The history of the Languedoc wine region began with the Greeks who introduced the vine in the 5th century BC. But it was under the influence of Romans that local winemaking really took off. Ever since that time wine has played a very important role in the regional economy.
The Languedoc wine region extends from Nîmes to the Spain border, stretching over three departments, the Aude, the Gard and the Herault. It now extends as far as the Pyrenees-Orientales following the creation of the AOC Languedoc regional appellation in 2007, which covers both the Languedoc and Roussillon regions.
This is where we find the 18 PDO (“Protected Designations of Origin)” vineyards covering a total area of 40,000 hectares. Due to the sheer size of the region, there is a wide range of terroirs, each with different soils, climates and grape varieties. The contrast between the harsher climate of the foothills of the Pyrenees and the Massif Central and the very mild climate on the shores of the Mediterranean is significant.

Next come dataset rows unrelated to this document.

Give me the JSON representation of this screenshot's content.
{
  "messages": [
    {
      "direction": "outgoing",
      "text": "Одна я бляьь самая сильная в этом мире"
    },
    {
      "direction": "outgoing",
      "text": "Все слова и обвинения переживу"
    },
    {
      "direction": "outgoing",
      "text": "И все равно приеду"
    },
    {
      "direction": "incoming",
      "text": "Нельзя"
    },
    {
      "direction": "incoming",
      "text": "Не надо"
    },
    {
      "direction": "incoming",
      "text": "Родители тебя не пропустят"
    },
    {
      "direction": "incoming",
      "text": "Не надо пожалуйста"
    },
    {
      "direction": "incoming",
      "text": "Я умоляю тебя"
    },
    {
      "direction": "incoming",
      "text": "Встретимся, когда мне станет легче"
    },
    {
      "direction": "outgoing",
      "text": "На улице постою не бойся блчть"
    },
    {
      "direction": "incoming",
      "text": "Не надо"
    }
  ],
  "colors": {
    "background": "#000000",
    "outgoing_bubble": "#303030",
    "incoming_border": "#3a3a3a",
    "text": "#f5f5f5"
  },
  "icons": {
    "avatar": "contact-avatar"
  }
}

By the sea, the soil tends to be sand, limestone or clay. At the base of small ridges and valleys, the soil is schist with large terraces of pebbles. The climate is typically Mediterranean but the more inland one goes, the more it takes on oceanic characteristics. The grape varieties from the Languedoc wine region are also very diverse.
Although the most famous varieties such as Syrah, Grenache, Mourvèdre, Carignan and Cinsault are planted in the majority of the region, we also find other lesser known varieties, some typically local (Cot, Malbec, Lladoner Pelut, Rolle, etc). So there are not one but many terroirs. The last 30 years have also seen a major restructuring of the wine region to enable the production of premium quality wines, a better adaptation of traditional grapes varieties, the characterization of the terroirs and well-managed winemaking.